* [BRIEF]:
Once you know how many lines below hold "JSON", reply with that number and add nothing.

* [INFORMATION SUPPLIED]:
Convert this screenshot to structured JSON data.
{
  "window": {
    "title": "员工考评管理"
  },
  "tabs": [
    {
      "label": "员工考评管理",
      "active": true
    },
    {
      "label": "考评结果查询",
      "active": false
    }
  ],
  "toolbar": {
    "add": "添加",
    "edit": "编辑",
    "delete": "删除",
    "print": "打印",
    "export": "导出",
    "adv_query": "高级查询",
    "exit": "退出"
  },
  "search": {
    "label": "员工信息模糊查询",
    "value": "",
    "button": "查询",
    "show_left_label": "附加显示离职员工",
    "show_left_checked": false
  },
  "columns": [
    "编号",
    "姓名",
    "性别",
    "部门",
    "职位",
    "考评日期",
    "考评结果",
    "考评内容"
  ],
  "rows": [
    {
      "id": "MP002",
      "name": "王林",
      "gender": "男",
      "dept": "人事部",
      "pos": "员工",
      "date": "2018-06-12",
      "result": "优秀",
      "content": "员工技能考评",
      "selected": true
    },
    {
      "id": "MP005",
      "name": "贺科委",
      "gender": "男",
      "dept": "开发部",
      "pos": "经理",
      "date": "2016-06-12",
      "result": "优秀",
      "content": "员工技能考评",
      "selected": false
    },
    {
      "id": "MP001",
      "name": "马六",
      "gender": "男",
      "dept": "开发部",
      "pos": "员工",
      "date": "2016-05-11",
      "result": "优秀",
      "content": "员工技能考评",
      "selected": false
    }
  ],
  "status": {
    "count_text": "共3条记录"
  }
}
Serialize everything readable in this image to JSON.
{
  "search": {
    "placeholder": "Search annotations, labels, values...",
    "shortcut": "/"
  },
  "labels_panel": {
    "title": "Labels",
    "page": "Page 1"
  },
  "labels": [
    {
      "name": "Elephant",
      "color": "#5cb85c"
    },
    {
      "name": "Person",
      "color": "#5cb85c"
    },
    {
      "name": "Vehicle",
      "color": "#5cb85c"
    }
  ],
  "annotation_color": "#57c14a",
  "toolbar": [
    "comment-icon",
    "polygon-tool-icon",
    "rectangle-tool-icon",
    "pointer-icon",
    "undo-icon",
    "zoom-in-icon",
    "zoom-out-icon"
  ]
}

* [WORKED SOLUTION]:
2